_ASSIGNMENT_. Your task is to copy each line of the material that includes "type".

■ ■ ■ ■ ■

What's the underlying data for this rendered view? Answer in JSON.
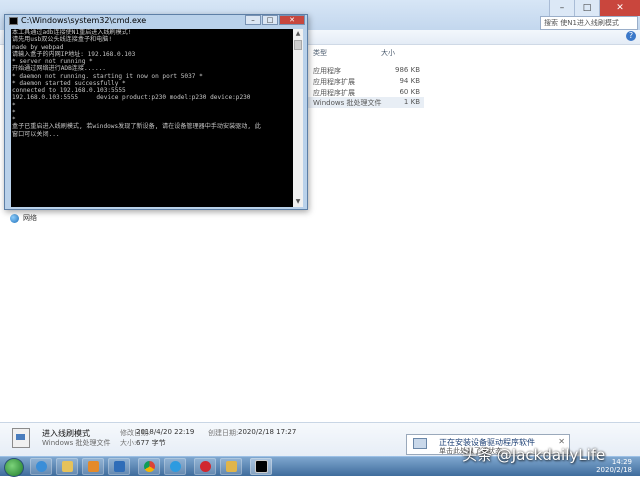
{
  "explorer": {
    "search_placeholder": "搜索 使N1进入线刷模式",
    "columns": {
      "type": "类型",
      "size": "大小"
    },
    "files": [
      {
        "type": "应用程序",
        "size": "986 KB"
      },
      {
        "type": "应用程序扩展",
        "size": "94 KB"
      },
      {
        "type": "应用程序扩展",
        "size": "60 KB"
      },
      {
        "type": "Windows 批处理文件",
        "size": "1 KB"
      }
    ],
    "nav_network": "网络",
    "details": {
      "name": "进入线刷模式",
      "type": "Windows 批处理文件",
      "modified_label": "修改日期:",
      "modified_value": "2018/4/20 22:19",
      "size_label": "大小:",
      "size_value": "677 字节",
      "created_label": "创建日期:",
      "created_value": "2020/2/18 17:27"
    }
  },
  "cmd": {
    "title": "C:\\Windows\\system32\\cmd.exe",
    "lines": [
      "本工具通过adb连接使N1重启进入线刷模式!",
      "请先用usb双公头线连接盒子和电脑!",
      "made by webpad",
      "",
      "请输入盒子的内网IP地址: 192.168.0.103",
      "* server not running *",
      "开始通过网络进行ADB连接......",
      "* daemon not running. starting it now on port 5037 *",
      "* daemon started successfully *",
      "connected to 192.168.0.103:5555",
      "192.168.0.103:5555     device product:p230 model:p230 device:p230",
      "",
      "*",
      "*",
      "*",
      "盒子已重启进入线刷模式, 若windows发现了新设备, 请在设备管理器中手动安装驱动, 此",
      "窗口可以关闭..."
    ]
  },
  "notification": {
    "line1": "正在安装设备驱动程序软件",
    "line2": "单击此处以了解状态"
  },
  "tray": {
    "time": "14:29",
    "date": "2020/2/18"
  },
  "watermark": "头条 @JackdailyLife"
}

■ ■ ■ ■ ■

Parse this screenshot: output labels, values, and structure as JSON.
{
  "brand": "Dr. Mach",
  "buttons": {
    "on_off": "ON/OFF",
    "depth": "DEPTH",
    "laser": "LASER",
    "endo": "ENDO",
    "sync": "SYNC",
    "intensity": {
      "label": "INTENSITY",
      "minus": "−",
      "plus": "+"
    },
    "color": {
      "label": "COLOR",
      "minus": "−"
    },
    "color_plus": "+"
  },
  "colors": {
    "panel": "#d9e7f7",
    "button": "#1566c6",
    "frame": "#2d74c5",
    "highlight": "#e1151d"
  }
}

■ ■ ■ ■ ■

_EXERCISE RESPONSE_.
      "type": "类型",
        "type": "应用程序",
        "type": "应用程序扩展",
        "type": "应用程序扩展",
        "type": "Windows 批处理文件",
      "type": "Windows 批处理文件",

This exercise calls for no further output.